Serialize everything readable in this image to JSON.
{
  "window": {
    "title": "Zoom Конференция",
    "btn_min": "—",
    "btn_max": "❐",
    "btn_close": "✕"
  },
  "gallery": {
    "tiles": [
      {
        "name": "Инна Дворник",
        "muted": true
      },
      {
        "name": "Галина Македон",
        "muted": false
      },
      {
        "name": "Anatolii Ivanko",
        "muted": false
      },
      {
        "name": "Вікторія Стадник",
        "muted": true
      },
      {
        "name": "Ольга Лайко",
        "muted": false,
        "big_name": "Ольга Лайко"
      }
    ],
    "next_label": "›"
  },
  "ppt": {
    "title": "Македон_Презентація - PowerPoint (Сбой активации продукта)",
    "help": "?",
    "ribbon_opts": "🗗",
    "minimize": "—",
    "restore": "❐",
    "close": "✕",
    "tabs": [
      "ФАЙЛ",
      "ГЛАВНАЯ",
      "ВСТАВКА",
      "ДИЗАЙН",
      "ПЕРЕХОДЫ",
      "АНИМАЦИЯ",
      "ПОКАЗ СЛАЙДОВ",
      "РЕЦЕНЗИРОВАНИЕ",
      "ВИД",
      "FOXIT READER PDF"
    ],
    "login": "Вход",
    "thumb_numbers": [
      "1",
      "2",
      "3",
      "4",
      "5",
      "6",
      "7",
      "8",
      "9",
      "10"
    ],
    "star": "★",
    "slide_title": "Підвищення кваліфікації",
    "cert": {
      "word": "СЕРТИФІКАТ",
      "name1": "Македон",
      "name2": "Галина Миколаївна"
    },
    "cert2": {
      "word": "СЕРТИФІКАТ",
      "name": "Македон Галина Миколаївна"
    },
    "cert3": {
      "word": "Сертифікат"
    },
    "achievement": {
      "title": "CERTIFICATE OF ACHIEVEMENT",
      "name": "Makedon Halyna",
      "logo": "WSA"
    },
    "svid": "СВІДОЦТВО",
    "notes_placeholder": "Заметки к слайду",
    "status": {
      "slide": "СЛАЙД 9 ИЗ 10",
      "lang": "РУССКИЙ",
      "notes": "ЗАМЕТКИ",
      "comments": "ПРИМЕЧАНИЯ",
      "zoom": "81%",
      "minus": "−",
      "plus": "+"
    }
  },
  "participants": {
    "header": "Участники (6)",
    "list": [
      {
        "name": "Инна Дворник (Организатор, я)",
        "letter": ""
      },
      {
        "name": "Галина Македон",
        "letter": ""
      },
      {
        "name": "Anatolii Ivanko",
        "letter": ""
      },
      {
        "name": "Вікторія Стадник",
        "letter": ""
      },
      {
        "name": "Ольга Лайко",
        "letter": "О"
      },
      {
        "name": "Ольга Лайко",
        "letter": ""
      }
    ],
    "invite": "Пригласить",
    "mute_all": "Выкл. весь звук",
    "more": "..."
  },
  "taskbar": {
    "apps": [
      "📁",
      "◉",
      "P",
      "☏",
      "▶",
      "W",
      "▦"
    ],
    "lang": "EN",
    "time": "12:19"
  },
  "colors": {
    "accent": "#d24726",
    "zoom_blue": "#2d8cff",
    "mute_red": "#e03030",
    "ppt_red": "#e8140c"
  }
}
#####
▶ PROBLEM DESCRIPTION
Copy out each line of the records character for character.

▶ OUTPUT
Serialize everything readable in this image to JSON.
{
  "window": {
    "title": "Zoom Конференция",
    "btn_min": "—",
    "btn_max": "❐",
    "btn_close": "✕"
  },
  "gallery": {
    "tiles": [
      {
        "name": "Инна Дворник",
        "muted": true
      },
      {
        "name": "Галина Македон",
        "muted": false
      },
      {
        "name": "Anatolii Ivanko",
        "muted": false
      },
      {
        "name": "Вікторія Стадник",
        "muted": true
      },
      {
        "name": "Ольга Лайко",
        "muted": false,
        "big_name": "Ольга Лайко"
      }
    ],
    "next_label": "›"
  },
  "ppt": {
    "title": "Македон_Презентація - PowerPoint (Сбой активации продукта)",
    "help": "?",
    "ribbon_opts": "🗗",
    "minimize": "—",
    "restore": "❐",
    "close": "✕",
    "tabs": [
      "ФАЙЛ",
      "ГЛАВНАЯ",
      "ВСТАВКА",
      "ДИЗАЙН",
      "ПЕРЕХОДЫ",
      "АНИМАЦИЯ",
      "ПОКАЗ СЛАЙДОВ",
      "РЕЦЕНЗИРОВАНИЕ",
      "ВИД",
      "FOXIT READER PDF"
    ],
    "login": "Вход",
    "thumb_numbers": [
      "1",
      "2",
      "3",
      "4",
      "5",
      "6",
      "7",
      "8",
      "9",
      "10"
    ],
    "star": "★",
    "slide_title": "Підвищення кваліфікації",
    "cert": {
      "word": "СЕРТИФІКАТ",
      "name1": "Македон",
      "name2": "Галина Миколаївна"
    },
    "cert2": {
      "word": "СЕРТИФІКАТ",
      "name": "Македон Галина Миколаївна"
    },
    "cert3": {
      "word": "Сертифікат"
    },
    "achievement": {
      "title": "CERTIFICATE OF ACHIEVEMENT",
      "name": "Makedon Halyna",
      "logo": "WSA"
    },
    "svid": "СВІДОЦТВО",
    "notes_placeholder": "Заметки к слайду",
    "status": {
      "slide": "СЛАЙД 9 ИЗ 10",
      "lang": "РУССКИЙ",
      "notes": "ЗАМЕТКИ",
      "comments": "ПРИМЕЧАНИЯ",
      "zoom": "81%",
      "minus": "−",
      "plus": "+"
    }
  },
  "participants": {
    "header": "Участники (6)",
    "list": [
      {
        "name": "Инна Дворник (Организатор, я)",
        "letter": ""
      },
      {
        "name": "Галина Македон",
        "letter": ""
      },
      {
        "name": "Anatolii Ivanko",
        "letter": ""
      },
      {
        "name": "Вікторія Стадник",
        "letter": ""
      },
      {
        "name": "Ольга Лайко",
        "letter": "О"
      },
      {
        "name": "Ольга Лайко",
        "letter": ""
      }
    ],
    "invite": "Пригласить",
    "mute_all": "Выкл. весь звук",
    "more": "..."
  },
  "taskbar": {
    "apps": [
      "📁",
      "◉",
      "P",
      "☏",
      "▶",
      "W",
      "▦"
    ],
    "lang": "EN",
    "time": "12:19"
  },
  "colors": {
    "accent": "#d24726",
    "zoom_blue": "#2d8cff",
    "mute_red": "#e03030",
    "ppt_red": "#e8140c"
  }
}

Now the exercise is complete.